§ **Problem requirements**
The records appear below. Report how many of their lines contain the word "Field", giving the number alone.
START Material provided
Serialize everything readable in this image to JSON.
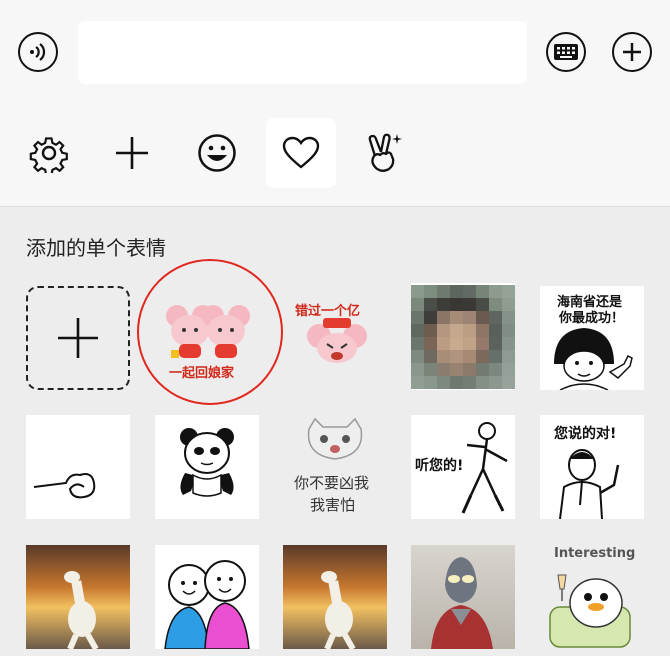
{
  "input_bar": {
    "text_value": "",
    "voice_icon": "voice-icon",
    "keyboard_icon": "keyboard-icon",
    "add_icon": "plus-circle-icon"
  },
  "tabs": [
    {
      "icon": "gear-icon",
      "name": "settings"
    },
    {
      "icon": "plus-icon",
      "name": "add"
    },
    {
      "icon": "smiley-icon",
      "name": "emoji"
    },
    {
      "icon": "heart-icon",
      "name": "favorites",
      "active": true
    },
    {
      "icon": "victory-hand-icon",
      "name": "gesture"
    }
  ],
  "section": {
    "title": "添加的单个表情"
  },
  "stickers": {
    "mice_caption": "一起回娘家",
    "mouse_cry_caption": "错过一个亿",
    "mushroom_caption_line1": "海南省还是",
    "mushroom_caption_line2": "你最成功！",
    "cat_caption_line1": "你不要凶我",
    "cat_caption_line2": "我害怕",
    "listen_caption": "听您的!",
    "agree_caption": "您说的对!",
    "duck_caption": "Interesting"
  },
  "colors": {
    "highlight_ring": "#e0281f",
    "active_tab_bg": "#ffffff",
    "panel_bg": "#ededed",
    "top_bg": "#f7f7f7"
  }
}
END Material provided
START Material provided
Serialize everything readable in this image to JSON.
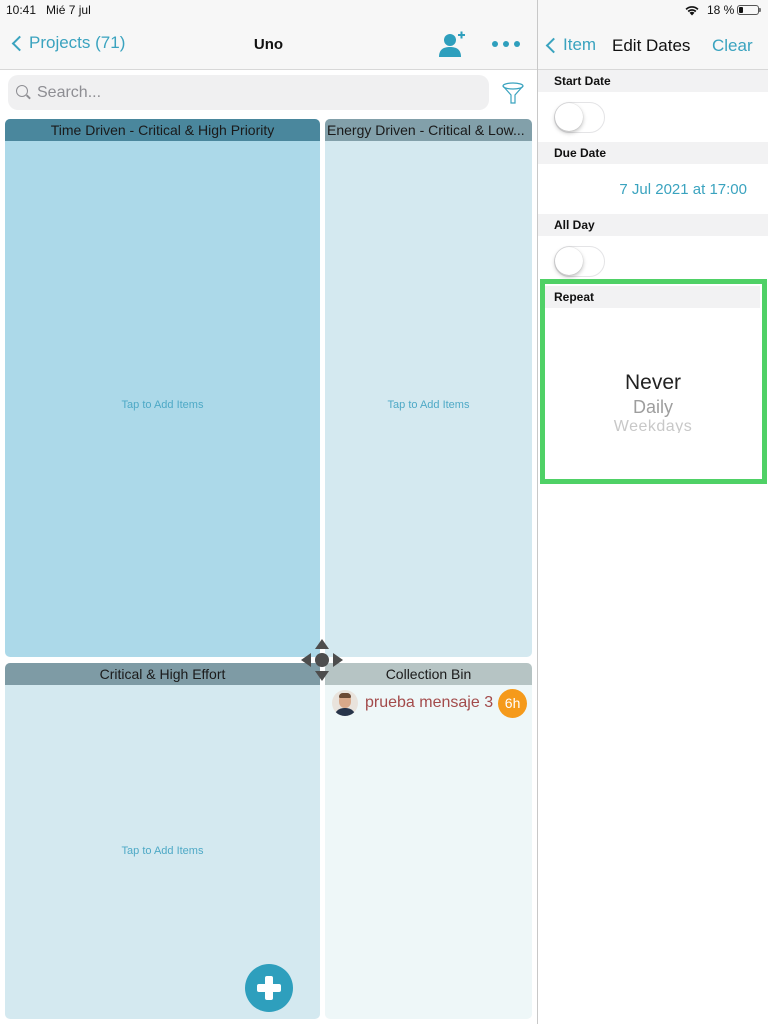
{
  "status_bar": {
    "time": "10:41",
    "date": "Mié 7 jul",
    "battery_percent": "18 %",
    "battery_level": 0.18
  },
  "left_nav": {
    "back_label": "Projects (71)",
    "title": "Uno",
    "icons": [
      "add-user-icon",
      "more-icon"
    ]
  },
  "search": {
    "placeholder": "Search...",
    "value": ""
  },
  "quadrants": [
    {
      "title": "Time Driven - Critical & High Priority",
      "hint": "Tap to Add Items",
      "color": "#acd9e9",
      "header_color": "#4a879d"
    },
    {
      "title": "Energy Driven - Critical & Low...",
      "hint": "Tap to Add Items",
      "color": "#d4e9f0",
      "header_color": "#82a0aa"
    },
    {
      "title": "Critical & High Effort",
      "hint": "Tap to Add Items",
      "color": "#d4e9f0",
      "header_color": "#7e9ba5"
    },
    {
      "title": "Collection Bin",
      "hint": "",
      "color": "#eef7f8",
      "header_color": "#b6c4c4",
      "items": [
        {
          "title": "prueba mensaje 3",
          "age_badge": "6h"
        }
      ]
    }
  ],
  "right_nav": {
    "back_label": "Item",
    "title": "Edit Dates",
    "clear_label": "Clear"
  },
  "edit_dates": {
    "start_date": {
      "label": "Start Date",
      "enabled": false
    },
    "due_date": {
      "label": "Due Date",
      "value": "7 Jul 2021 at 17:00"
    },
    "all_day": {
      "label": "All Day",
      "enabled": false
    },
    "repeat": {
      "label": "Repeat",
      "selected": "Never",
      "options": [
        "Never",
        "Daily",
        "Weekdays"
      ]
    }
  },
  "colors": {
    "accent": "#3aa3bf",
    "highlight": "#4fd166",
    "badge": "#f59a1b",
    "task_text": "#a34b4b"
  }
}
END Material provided
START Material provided
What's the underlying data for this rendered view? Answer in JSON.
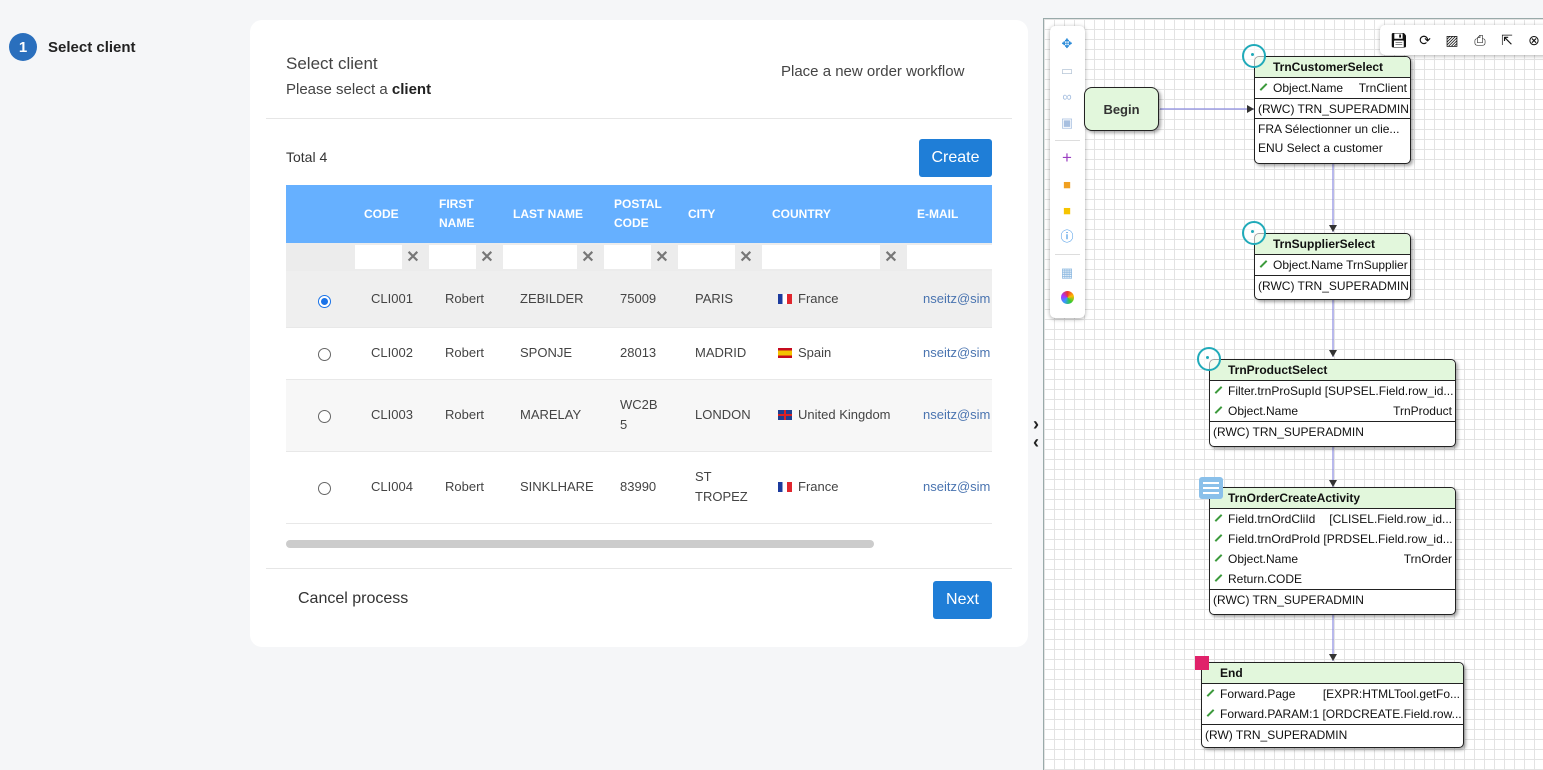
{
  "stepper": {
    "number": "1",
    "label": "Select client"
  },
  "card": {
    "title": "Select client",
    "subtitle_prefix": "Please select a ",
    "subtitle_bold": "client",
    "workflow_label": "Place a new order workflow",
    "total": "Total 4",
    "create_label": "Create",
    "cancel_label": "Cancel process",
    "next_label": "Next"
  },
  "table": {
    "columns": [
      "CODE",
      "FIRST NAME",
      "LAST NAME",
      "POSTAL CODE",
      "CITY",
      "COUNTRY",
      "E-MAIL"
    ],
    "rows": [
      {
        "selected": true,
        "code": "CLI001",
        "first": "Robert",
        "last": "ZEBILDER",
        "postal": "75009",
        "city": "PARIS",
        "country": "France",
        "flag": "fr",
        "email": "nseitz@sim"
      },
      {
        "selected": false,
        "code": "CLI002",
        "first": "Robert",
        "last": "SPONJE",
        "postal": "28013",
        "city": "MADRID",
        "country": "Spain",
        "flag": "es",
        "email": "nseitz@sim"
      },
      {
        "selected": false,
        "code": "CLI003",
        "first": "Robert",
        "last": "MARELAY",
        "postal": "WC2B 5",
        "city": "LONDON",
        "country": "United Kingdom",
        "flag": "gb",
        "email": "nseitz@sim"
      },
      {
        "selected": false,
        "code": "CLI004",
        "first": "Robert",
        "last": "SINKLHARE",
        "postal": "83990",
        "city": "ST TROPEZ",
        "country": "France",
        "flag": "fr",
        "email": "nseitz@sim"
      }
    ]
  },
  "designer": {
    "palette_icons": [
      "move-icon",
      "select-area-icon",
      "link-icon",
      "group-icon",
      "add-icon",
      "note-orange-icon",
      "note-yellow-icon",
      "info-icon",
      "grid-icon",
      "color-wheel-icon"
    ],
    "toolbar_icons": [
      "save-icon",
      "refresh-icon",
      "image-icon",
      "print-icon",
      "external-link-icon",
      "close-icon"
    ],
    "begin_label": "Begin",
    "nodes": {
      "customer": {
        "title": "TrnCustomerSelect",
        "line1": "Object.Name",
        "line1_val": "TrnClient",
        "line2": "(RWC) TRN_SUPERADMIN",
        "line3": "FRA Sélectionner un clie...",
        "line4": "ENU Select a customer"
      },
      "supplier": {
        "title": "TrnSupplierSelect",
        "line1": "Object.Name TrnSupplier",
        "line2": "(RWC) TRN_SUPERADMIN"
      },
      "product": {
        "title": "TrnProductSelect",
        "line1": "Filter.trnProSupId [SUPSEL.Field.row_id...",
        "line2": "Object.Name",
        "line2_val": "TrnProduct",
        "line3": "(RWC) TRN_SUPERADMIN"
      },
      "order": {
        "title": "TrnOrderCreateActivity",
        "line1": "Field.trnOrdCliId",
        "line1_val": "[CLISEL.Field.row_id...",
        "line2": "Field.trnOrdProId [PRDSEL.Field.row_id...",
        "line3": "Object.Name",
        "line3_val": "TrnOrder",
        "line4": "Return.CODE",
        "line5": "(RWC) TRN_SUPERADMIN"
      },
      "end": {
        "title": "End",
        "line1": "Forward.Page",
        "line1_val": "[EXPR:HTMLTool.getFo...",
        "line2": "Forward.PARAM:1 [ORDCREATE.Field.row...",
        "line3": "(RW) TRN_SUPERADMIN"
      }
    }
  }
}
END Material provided
§ **Written response**
5